It is a system that only breeds inequality. If our education system leaves no room to think, and only one type of thinking is allowed, then discrimination against anything different will naturally set in. That’s the first type of inequality. Then the parents who don’t like this type of education will look for ways out of it, by firstly going to private schools within the country. This then creates another sort of separation and inequality, where our kids will then only mix with certain types of kids, and grow to believe that that’s all there is in the world.

Then the next step is for parents who can afford it (and more and more seem to be able to) to send kids abroad at earlier and earlier ages. This then creates even more separation and inequality with kids who have to remain at home, as my own daughter had pointed out. Instinctively, she had recognised that, despite the many years of friendship, soon the way she was being educated would start putting a wedge of difference with her old friends, and it would take enormous maturity and effort to not let those friendships fade. Ironically, in many ways, her current educational environment, albeit elite, stresses community service, and allows her to mix with a greater diversity of kids, and in this way does more to promote equality than her public education back home.

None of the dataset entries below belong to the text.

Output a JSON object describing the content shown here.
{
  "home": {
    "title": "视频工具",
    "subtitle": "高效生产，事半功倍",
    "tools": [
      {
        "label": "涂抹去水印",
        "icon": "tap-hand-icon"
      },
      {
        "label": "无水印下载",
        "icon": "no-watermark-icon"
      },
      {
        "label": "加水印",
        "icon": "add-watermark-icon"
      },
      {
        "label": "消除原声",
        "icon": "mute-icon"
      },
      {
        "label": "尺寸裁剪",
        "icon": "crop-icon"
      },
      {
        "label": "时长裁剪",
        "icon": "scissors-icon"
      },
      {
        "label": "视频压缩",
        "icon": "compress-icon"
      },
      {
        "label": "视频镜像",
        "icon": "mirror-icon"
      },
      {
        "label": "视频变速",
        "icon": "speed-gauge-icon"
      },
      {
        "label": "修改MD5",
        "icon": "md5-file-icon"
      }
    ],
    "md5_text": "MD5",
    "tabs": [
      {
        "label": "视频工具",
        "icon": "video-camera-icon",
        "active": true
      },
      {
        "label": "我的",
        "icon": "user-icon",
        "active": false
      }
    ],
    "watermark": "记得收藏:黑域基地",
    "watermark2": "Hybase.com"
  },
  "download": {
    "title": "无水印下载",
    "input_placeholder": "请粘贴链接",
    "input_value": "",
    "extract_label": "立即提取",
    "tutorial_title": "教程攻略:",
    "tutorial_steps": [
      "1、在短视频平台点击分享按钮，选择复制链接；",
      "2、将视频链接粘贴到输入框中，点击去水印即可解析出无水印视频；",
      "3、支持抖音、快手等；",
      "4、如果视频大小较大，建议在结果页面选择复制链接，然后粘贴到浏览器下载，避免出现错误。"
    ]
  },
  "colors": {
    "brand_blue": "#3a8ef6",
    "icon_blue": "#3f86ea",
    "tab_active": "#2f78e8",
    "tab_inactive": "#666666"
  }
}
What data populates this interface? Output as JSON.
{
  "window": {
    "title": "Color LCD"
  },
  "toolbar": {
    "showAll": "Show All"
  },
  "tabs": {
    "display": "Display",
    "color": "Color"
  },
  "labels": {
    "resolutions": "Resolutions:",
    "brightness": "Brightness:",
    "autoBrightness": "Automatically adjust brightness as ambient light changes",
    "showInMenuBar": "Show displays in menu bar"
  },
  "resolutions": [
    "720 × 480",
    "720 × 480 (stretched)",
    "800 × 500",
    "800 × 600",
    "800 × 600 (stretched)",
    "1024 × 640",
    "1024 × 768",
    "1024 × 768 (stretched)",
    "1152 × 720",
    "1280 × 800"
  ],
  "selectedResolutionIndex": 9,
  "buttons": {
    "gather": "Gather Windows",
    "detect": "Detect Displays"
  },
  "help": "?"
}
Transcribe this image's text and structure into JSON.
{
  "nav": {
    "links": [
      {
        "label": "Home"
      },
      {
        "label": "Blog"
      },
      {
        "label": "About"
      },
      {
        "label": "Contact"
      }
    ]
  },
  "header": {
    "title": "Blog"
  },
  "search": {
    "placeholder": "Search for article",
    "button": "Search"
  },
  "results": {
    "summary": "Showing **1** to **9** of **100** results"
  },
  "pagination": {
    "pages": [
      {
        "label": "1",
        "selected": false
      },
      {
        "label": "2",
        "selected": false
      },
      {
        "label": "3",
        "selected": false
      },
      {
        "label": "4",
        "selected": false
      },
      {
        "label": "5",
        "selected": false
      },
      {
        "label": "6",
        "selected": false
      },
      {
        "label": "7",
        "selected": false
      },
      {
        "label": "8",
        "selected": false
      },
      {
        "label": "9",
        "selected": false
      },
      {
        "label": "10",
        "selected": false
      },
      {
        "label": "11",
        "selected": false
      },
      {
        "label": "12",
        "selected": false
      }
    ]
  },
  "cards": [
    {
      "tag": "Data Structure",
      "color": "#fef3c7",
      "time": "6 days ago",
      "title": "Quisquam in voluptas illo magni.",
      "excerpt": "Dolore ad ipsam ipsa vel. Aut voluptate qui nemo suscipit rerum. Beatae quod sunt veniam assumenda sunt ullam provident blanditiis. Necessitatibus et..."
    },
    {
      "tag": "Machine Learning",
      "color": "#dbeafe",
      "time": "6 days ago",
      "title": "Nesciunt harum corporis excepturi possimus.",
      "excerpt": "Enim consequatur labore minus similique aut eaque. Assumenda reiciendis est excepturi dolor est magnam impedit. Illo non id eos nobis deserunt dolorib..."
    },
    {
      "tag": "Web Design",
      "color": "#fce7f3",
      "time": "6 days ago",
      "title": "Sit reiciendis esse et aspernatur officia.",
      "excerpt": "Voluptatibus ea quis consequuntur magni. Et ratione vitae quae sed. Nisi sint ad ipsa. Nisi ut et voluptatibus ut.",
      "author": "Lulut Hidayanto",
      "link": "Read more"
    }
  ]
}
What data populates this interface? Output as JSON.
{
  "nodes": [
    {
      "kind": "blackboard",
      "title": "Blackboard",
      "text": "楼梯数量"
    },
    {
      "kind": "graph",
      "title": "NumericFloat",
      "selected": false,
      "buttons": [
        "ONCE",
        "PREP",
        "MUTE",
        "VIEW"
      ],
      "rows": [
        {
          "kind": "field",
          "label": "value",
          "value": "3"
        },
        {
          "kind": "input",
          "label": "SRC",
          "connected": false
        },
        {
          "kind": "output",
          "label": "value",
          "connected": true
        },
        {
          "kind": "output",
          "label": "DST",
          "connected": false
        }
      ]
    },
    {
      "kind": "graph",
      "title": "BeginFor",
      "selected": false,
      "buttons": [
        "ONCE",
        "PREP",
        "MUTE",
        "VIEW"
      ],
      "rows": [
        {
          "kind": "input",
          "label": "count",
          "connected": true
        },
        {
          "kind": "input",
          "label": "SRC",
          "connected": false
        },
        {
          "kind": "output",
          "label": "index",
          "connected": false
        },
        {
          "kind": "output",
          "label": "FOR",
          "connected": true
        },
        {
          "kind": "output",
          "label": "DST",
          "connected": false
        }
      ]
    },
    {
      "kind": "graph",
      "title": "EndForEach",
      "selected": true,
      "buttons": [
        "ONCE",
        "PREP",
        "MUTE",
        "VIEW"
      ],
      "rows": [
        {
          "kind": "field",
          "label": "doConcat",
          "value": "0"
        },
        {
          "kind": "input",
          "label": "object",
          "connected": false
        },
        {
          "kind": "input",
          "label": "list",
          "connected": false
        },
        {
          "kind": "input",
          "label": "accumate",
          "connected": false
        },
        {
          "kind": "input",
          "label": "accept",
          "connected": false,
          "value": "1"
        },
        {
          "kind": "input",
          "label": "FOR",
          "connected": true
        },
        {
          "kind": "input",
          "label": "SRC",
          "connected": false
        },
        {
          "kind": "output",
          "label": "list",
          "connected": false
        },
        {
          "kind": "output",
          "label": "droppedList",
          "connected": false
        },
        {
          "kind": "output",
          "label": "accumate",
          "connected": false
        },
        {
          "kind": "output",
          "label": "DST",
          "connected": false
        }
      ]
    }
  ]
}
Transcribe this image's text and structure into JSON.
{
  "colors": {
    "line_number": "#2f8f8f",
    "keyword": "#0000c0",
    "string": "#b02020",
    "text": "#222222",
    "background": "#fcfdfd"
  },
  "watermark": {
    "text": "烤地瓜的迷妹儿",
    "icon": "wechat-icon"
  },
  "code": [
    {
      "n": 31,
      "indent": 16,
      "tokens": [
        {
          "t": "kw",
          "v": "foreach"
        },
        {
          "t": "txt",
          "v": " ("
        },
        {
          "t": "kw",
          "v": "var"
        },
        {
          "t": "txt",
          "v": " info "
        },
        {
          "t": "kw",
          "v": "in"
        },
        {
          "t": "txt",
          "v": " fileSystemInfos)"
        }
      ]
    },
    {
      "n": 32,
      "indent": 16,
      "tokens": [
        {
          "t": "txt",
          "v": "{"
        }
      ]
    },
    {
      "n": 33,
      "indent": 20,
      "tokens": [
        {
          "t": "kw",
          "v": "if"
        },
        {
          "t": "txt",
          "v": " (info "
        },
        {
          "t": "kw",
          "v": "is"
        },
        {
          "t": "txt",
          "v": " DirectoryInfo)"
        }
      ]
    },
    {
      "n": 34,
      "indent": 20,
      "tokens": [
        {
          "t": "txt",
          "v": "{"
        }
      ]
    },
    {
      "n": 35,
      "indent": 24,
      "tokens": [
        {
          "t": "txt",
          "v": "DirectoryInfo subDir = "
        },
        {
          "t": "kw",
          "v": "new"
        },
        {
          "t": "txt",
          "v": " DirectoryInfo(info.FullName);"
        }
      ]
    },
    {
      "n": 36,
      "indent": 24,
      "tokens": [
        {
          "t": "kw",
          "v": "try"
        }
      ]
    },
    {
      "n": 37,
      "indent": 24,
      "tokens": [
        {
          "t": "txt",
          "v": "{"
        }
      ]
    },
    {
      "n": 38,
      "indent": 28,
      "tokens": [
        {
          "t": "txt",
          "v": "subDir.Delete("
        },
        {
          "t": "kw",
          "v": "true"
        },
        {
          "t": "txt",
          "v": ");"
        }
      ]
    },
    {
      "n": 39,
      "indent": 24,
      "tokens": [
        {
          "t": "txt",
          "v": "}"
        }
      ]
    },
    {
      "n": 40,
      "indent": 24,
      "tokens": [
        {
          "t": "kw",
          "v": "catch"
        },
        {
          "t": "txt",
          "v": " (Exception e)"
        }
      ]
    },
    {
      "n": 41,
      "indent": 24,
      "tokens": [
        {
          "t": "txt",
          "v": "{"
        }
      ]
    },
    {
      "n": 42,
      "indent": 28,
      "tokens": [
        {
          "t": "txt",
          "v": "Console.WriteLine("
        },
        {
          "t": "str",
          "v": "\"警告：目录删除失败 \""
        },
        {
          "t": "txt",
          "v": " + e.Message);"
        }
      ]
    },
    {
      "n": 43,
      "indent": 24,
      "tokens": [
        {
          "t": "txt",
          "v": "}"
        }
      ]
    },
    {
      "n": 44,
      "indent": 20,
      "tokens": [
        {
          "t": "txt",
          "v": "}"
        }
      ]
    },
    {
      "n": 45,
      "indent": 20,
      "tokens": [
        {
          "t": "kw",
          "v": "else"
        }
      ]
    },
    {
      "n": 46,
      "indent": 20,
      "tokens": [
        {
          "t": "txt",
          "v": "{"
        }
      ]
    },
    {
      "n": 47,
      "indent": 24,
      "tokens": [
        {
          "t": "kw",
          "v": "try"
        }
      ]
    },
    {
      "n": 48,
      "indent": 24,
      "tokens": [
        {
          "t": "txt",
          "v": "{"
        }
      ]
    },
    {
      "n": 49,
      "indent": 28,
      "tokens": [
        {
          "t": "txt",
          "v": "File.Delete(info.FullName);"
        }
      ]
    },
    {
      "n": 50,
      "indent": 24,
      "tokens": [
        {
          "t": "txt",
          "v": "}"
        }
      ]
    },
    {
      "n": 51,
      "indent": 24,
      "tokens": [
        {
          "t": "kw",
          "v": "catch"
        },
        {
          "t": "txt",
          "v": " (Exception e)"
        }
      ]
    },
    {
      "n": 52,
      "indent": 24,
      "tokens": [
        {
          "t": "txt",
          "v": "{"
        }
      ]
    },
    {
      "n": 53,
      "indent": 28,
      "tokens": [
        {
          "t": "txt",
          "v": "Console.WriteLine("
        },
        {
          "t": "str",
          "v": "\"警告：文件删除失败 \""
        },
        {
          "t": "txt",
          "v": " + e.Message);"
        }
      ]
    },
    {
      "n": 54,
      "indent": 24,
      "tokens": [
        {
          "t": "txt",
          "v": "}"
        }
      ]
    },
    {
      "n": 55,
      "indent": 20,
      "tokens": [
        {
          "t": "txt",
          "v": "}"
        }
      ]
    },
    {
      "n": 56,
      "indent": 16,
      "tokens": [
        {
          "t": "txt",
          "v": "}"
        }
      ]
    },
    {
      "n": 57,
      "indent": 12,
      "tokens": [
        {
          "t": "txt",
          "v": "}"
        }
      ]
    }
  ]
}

It’s an age-old subject, our education system. While the current discussion about too much homework is good, it still doesn’t do anything about our concept of education itself, especially that exams are still the mainstay of our system. We’ve only got one chance to get it right with our kids; how much longer are we going to blow it?